Homeostatic disruptor agents, and endocrine disruptor compounds (EDC) specifically, can originate from agricultural and industrial chemicals. If they modify the adaptation of living organisms as direct (e.g., by altering hormone regulation, membrane functions) and/or indirect (e.g., cell transformation mechanisms) factors, they are classified as EDC. We aimed to examine the potential endocrine-disrupting effects of phenylurea herbicides (phenuron, monuron, and diuron) on the oxytocin (OT) and arginine-vasopressin (AVP) release of neurohypophysis cell cultures (NH). In our experiments, monoamine-activated receptor functions of neurohypophyseal cells were used as a model. In vitro NH were prepared by enzymatic (trypsin, collagenase) and mechanical dissociation. In the experimental protocol, the basal levels of OT and AVP were determined as controls. Later, monoamine (epinephrine, norepinephrine, serotonin, histamine, and dopamine) activation (10 -6 M, 30 min) and the effects of phenylurea (10 -6 M, 60 min) alone and in combination (monoamines 10 -6 M, 30 min + phenylureas 10 -6 M, 60 min) with monoamine were studied. OT and AVP hormone contents in the supernatant media were measured by radioimmunoassay. The monoamine-activated receptor functions of neurohypophyseal cells were modified by the applied doses of phenuron, monuron, and diuron. It is concluded that the applied phenylurea herbicides are endocrine disruptor agents, at least in vitro for neurohypophysis function.

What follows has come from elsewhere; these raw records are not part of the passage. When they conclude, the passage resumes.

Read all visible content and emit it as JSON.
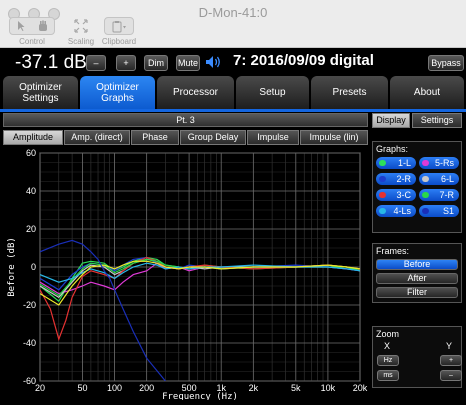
{
  "window": {
    "title": "D-Mon-41:0"
  },
  "toolbar": {
    "control": "Control",
    "scaling": "Scaling",
    "clipboard": "Clipboard"
  },
  "header": {
    "volume": "-37.1 dB",
    "minus": "–",
    "plus": "+",
    "dim": "Dim",
    "mute": "Mute",
    "preset": "7: 2016/09/09 digital",
    "bypass": "Bypass"
  },
  "tabs": [
    {
      "label": "Optimizer Settings"
    },
    {
      "label": "Optimizer Graphs"
    },
    {
      "label": "Processor"
    },
    {
      "label": "Setup"
    },
    {
      "label": "Presets"
    },
    {
      "label": "About"
    }
  ],
  "point_bar": "Pt. 3",
  "subtabs": [
    {
      "label": "Amplitude"
    },
    {
      "label": "Amp. (direct)"
    },
    {
      "label": "Phase"
    },
    {
      "label": "Group Delay"
    },
    {
      "label": "Impulse"
    },
    {
      "label": "Impulse (lin)"
    }
  ],
  "side_tabs": {
    "display": "Display",
    "settings": "Settings"
  },
  "graphs": {
    "heading": "Graphs:",
    "items": [
      {
        "label": "1-L",
        "color": "#2de05a"
      },
      {
        "label": "5-Rs",
        "color": "#e03ad8"
      },
      {
        "label": "2-R",
        "color": "#1c3ed0"
      },
      {
        "label": "6-L",
        "color": "#c8c8c8"
      },
      {
        "label": "3-C",
        "color": "#e63232"
      },
      {
        "label": "7-R",
        "color": "#2ad84a"
      },
      {
        "label": "4-Ls",
        "color": "#28b8e8"
      },
      {
        "label": "S1",
        "color": "#1a2fb8"
      }
    ]
  },
  "frames": {
    "heading": "Frames:",
    "before": "Before",
    "after": "After",
    "filter": "Filter"
  },
  "zoom": {
    "heading": "Zoom",
    "x": "X",
    "y": "Y",
    "hz": "Hz",
    "ms": "ms",
    "plus": "+",
    "minus": "–"
  },
  "chart_data": {
    "type": "line",
    "ylabel": "Before (dB)",
    "xlabel": "Frequency (Hz)",
    "xscale": "log",
    "xlim": [
      20,
      20000
    ],
    "ylim": [
      -60,
      60
    ],
    "x_ticks": [
      {
        "v": 20,
        "t": "20"
      },
      {
        "v": 50,
        "t": "50"
      },
      {
        "v": 100,
        "t": "100"
      },
      {
        "v": 200,
        "t": "200"
      },
      {
        "v": 500,
        "t": "500"
      },
      {
        "v": 1000,
        "t": "1k"
      },
      {
        "v": 2000,
        "t": "2k"
      },
      {
        "v": 5000,
        "t": "5k"
      },
      {
        "v": 10000,
        "t": "10k"
      },
      {
        "v": 20000,
        "t": "20k"
      }
    ],
    "y_ticks": [
      60,
      40,
      20,
      0,
      -20,
      -40,
      -60
    ],
    "grid": true,
    "series": [
      {
        "color": "#2de05a",
        "points": [
          [
            20,
            -10
          ],
          [
            30,
            -18
          ],
          [
            40,
            -6
          ],
          [
            50,
            2
          ],
          [
            60,
            3
          ],
          [
            80,
            2
          ],
          [
            100,
            -2
          ],
          [
            120,
            0
          ],
          [
            150,
            3
          ],
          [
            200,
            5
          ],
          [
            250,
            4
          ],
          [
            300,
            1
          ],
          [
            400,
            0
          ],
          [
            500,
            -1
          ],
          [
            700,
            1
          ],
          [
            1000,
            0
          ],
          [
            2000,
            -1
          ],
          [
            5000,
            0
          ],
          [
            10000,
            1
          ],
          [
            15000,
            0
          ],
          [
            20000,
            -1
          ]
        ]
      },
      {
        "color": "#e03ad8",
        "points": [
          [
            20,
            -8
          ],
          [
            30,
            -14
          ],
          [
            40,
            -12
          ],
          [
            50,
            -10
          ],
          [
            60,
            -8
          ],
          [
            80,
            -10
          ],
          [
            100,
            -12
          ],
          [
            120,
            -8
          ],
          [
            150,
            -4
          ],
          [
            200,
            -2
          ],
          [
            250,
            2
          ],
          [
            300,
            -1
          ],
          [
            400,
            0
          ],
          [
            500,
            -2
          ],
          [
            700,
            0
          ],
          [
            1000,
            -1
          ],
          [
            2000,
            0
          ],
          [
            5000,
            0
          ],
          [
            10000,
            0
          ],
          [
            15000,
            -1
          ],
          [
            20000,
            -2
          ]
        ]
      },
      {
        "color": "#1c3ed0",
        "points": [
          [
            20,
            -6
          ],
          [
            30,
            -12
          ],
          [
            40,
            -4
          ],
          [
            50,
            0
          ],
          [
            60,
            2
          ],
          [
            80,
            1
          ],
          [
            100,
            -2
          ],
          [
            120,
            1
          ],
          [
            150,
            4
          ],
          [
            200,
            5
          ],
          [
            250,
            2
          ],
          [
            300,
            0
          ],
          [
            400,
            -1
          ],
          [
            500,
            1
          ],
          [
            700,
            0
          ],
          [
            1000,
            0
          ],
          [
            2000,
            0
          ],
          [
            5000,
            1
          ],
          [
            10000,
            0
          ],
          [
            15000,
            -1
          ],
          [
            20000,
            -2
          ]
        ]
      },
      {
        "color": "#c8c8c8",
        "points": [
          [
            20,
            -10
          ],
          [
            30,
            -16
          ],
          [
            40,
            -8
          ],
          [
            50,
            -2
          ],
          [
            60,
            1
          ],
          [
            80,
            0
          ],
          [
            100,
            -4
          ],
          [
            120,
            -2
          ],
          [
            150,
            2
          ],
          [
            200,
            4
          ],
          [
            250,
            3
          ],
          [
            300,
            0
          ],
          [
            400,
            -1
          ],
          [
            500,
            0
          ],
          [
            700,
            -1
          ],
          [
            1000,
            0
          ],
          [
            2000,
            0
          ],
          [
            5000,
            0
          ],
          [
            10000,
            1
          ],
          [
            15000,
            0
          ],
          [
            20000,
            -2
          ]
        ]
      },
      {
        "color": "#e63232",
        "points": [
          [
            20,
            -12
          ],
          [
            25,
            -22
          ],
          [
            30,
            -38
          ],
          [
            35,
            -28
          ],
          [
            40,
            -16
          ],
          [
            50,
            -5
          ],
          [
            60,
            -2
          ],
          [
            80,
            -4
          ],
          [
            100,
            -6
          ],
          [
            120,
            -2
          ],
          [
            150,
            2
          ],
          [
            200,
            5
          ],
          [
            250,
            3
          ],
          [
            300,
            0
          ],
          [
            400,
            -1
          ],
          [
            500,
            0
          ],
          [
            700,
            1
          ],
          [
            1000,
            0
          ],
          [
            2000,
            -1
          ],
          [
            5000,
            0
          ],
          [
            10000,
            1
          ],
          [
            15000,
            0
          ],
          [
            20000,
            -1
          ]
        ]
      },
      {
        "color": "#2ad84a",
        "points": [
          [
            20,
            -9
          ],
          [
            30,
            -15
          ],
          [
            40,
            -7
          ],
          [
            50,
            -1
          ],
          [
            60,
            2
          ],
          [
            80,
            1
          ],
          [
            100,
            -3
          ],
          [
            120,
            -1
          ],
          [
            150,
            2
          ],
          [
            200,
            4
          ],
          [
            250,
            3
          ],
          [
            300,
            1
          ],
          [
            400,
            0
          ],
          [
            500,
            -1
          ],
          [
            700,
            0
          ],
          [
            1000,
            -1
          ],
          [
            2000,
            0
          ],
          [
            5000,
            0
          ],
          [
            10000,
            0
          ],
          [
            15000,
            0
          ],
          [
            20000,
            -2
          ]
        ]
      },
      {
        "color": "#28b8e8",
        "points": [
          [
            20,
            -4
          ],
          [
            30,
            -8
          ],
          [
            40,
            -6
          ],
          [
            50,
            -3
          ],
          [
            60,
            -1
          ],
          [
            80,
            -3
          ],
          [
            100,
            -6
          ],
          [
            120,
            -3
          ],
          [
            150,
            0
          ],
          [
            200,
            2
          ],
          [
            250,
            1
          ],
          [
            300,
            -1
          ],
          [
            400,
            0
          ],
          [
            500,
            -1
          ],
          [
            700,
            0
          ],
          [
            1000,
            0
          ],
          [
            2000,
            1
          ],
          [
            5000,
            0
          ],
          [
            10000,
            0
          ],
          [
            15000,
            -1
          ],
          [
            20000,
            -2
          ]
        ]
      },
      {
        "color": "#ecec2a",
        "points": [
          [
            20,
            -14
          ],
          [
            30,
            -20
          ],
          [
            40,
            -10
          ],
          [
            50,
            -4
          ],
          [
            60,
            0
          ],
          [
            80,
            1
          ],
          [
            100,
            -1
          ],
          [
            120,
            1
          ],
          [
            150,
            3
          ],
          [
            200,
            3
          ],
          [
            250,
            2
          ],
          [
            300,
            0
          ],
          [
            400,
            -1
          ],
          [
            500,
            0
          ],
          [
            700,
            0
          ],
          [
            1000,
            -1
          ],
          [
            2000,
            0
          ],
          [
            5000,
            0
          ],
          [
            10000,
            1
          ],
          [
            15000,
            0
          ],
          [
            20000,
            -1
          ]
        ]
      },
      {
        "color": "#1a2fb8",
        "points": [
          [
            20,
            8
          ],
          [
            30,
            12
          ],
          [
            40,
            14
          ],
          [
            50,
            12
          ],
          [
            60,
            8
          ],
          [
            70,
            4
          ],
          [
            80,
            -2
          ],
          [
            90,
            -6
          ],
          [
            100,
            -12
          ],
          [
            120,
            -22
          ],
          [
            150,
            -34
          ],
          [
            200,
            -48
          ],
          [
            300,
            -60
          ]
        ]
      }
    ]
  }
}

ASJC Scopus subject areas
- Endocrinology, Diabetes and Metabolism
- Endocrine and Autonomic Systems